Lottie Isbell Blake (1876-1976)

Lottie Cornella Isbell Blake was born June 10, 1876, in Appomattox Court House, Virginia, in the home of her maternal grandfather, John Diuguid, a free man whose home was next to the famous Isbell Plantation where General Lee surrendered to General Grant, thus ending the Civil War.

After completing high school in 1894 she pursued a teacher’s course, completing this training in 1896.  It was in this same year that she became a member of the Seventh-day Adventist Church.  It was her zeal to become a missionary nurse that led her to Battle Creek, Michigan, and the famous Battle Creek Sanitarium, where the noted physician, Dr. John Harvey Kellogg operated.  It was he, who, noticing her scholastic ability, encouraged her to pursue the medical course. 
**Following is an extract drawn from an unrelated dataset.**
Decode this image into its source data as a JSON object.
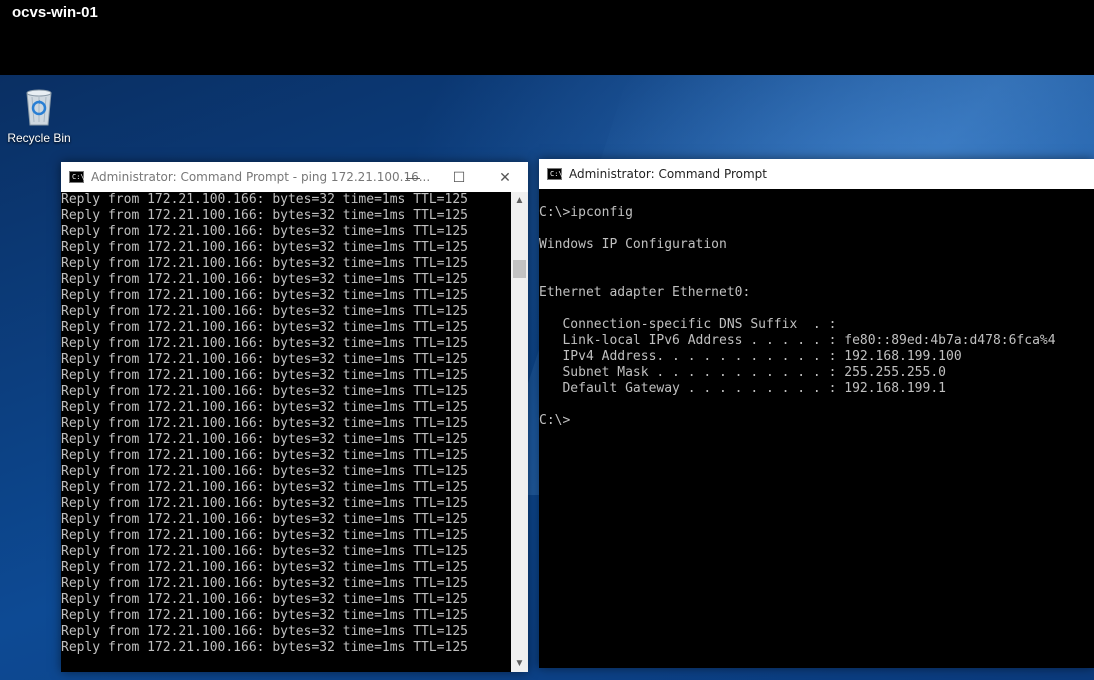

Her first missionary field led her to the South where she labored as director of the Rock City Sanitarium at Nashville, Tennessee (the forerunner of Riverside Hospital & Sanitarium).  She was also a practicing physician in Birmingham, Alabama.  It was during this period that frequent trips were made to Huntsville Oakwood Manual Training School, now Oakwood University, to serve where she was needed. 

After her marriage to David Blake, a minister, who became a medical doctor, the couple engaged in self-supporting medical missionary work in Central America and the Caribbean.  After 10 years of marriage, her husband died, leaving his wife with the responsibility of rearing their five children, which she did ably. 

In 1975, in her honor, the “Lottie C. Blake Medical Lectureships” were established at Oakwood University church.  On June 10, 1976, Dr. Blake celebrated her 100th birthday.  On the morning of November 16, 1976, she quietly slipped away at the home of her daughter in Huntsville, Alabama. 

She leaves to mourn their loss a sister, Mrs. Veola Cox; four daughters: Miss Frances Blake, Dr. Sarah Blake, Mrs. Louise Neil and Mrs. Alice Brantley; one son, Thomas Blake; nine grandchildren and 26 great-grandchildren.  Perhaps her greatest legacy has been the inspiration which she has given her family and others to serve mankind as medical personnel: some of whom were, her husband, Dr. David Blake; an aunt who was younger than she, Dr. Grace Kimbrough; her daughter, Dr. Sarah K. Blake; a niece, Dr. Muriel Robinson; a grandson, Dr. Richard Neil; her grandson-in-law, Dr. James Holmes; and a great-grandson, Dr. Keith Wood.

-"Obituaries," Southern Tidings, March 1977, pg. 26